● **HOW TO COMPLETE THIS TASK**
Your job is to report every line of the entries that has "icon".

● **RECORDS SUPPLIED**

──────────

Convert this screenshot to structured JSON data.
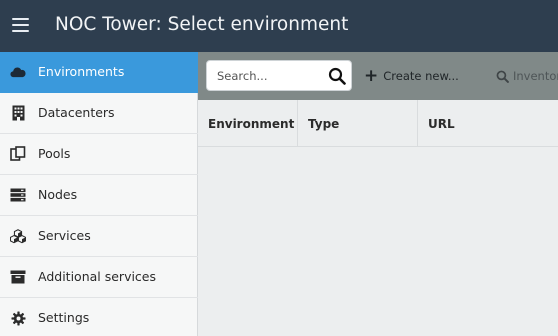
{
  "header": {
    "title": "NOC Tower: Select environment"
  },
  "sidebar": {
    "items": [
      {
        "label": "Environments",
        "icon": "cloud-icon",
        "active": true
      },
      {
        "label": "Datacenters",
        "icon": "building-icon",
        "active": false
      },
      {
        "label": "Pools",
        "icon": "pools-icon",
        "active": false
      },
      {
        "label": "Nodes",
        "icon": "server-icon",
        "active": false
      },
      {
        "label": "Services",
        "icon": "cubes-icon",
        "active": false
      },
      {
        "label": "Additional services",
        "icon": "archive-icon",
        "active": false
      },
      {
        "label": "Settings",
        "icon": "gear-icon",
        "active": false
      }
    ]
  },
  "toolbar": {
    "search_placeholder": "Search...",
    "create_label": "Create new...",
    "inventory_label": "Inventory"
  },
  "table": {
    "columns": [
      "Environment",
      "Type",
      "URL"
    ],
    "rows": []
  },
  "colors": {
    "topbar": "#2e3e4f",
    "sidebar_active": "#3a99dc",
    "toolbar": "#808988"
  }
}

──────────

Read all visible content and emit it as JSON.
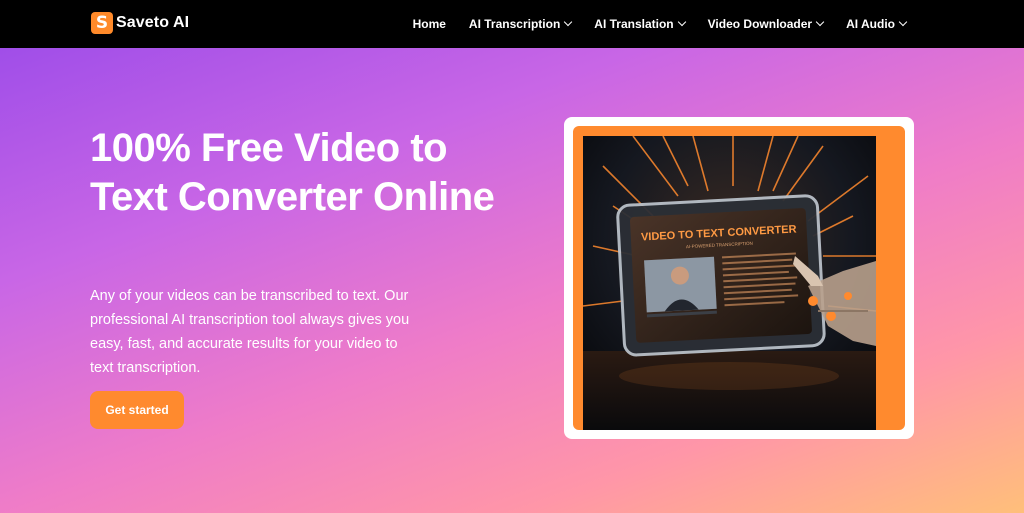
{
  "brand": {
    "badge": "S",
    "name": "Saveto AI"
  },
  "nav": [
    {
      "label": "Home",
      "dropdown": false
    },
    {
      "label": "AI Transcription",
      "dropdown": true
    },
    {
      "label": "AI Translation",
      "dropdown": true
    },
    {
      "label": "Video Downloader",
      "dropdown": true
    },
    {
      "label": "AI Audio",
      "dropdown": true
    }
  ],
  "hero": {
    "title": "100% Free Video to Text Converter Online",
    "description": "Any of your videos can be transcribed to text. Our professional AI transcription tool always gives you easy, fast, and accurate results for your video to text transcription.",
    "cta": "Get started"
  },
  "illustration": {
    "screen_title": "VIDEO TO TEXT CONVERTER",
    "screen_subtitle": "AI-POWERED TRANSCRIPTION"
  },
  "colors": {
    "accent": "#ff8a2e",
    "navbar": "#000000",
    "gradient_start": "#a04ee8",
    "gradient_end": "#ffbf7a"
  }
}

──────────

● **EXERCISE ANSWER**
        "icon": "cloud-icon",
        "icon": "building-icon",
        "icon": "pools-icon",
        "icon": "server-icon",
        "icon": "cubes-icon",
        "icon": "archive-icon",
        "icon": "gear-icon",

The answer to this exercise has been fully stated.